In the original article published about music and pain, the researchers played Mozart. You can read more here https://healthcare.utah.edu/publicaffairs/news/2019/03/music-pain.php
As a University if Utah graduate and Board and State Certified music therapist, I can only agree and support the research that has been done. In my clinical music therapy practice, I see the power of music consistently. Because music activates areas all throughout the brain, it is highly effective when used as a therapeutic tool with many populations.
I fully agree and as a Psych grad from the UofU have self-prescribed this and thank God it worked as well as I believed it would. Mine was not as much for depression, though there was unacknowledged depression, as it was for anxiety which I deduced was generated by my depression.
The music I played took me back to times of less responsibility, minimal depression and I don’t believe any anxiety. It took quite some time for the healthy me to remain after the music was turned off, but it did finally come to be.
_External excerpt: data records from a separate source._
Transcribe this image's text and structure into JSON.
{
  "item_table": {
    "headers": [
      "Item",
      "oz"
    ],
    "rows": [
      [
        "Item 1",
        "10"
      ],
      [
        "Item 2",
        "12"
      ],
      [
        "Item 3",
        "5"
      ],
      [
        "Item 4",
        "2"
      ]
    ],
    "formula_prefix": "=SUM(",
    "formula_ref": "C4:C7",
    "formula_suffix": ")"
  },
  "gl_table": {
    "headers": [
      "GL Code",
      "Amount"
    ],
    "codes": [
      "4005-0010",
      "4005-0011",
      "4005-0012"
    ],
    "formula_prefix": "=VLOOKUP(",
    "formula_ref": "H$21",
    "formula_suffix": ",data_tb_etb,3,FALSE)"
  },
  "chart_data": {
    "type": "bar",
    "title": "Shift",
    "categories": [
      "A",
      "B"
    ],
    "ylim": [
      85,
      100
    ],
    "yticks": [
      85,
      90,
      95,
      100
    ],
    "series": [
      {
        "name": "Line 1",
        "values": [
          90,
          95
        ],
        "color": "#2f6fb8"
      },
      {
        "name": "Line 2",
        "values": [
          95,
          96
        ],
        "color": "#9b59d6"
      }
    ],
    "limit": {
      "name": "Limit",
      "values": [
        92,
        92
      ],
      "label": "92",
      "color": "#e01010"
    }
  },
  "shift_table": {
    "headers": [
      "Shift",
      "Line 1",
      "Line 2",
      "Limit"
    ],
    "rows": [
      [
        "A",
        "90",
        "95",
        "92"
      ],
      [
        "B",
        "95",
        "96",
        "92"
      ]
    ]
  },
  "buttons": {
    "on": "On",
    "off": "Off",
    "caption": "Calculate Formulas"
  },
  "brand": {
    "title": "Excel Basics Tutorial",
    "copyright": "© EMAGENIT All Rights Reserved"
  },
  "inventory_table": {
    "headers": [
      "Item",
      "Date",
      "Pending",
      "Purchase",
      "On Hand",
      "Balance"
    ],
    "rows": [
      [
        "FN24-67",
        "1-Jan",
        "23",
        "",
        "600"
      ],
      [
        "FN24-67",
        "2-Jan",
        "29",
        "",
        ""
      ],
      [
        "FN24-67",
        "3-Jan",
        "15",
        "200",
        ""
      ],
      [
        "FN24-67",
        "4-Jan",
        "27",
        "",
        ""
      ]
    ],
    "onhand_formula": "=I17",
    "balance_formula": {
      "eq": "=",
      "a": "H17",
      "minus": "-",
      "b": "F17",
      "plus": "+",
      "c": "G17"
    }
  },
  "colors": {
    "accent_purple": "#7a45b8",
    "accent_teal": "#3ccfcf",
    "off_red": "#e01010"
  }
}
I’m very happy that you’re engaged in this research as many I’ve spoken to about my experiences with this therapy think me to be a bit off my rocker and just escaping the present and returning to earlier times, happier times. Well, with the last part of that sentence, they’re correct. What I explained to them is that the escape eradicated the stress of the present, and gradually, the feelings I experienced during the escape became dominant and overpowered my anxiety and suppressed depression.
Another, different benefit of music on how we feel: Two days ago I had an MRI, the med assistant gave me earphones that played some of the recent music being played by KRCL. Though I was able to critique the music as good or not good, I was intrigued of how the music was much of the time in synch with the sounds of the MRI machine. What took 53 minutes, seemed like 10 minutes and I felt as though I was in a trance during the duration of the MRI and had a wonderful night’s sleep after.
Yes, music is the answer, or solution to many issues or problems.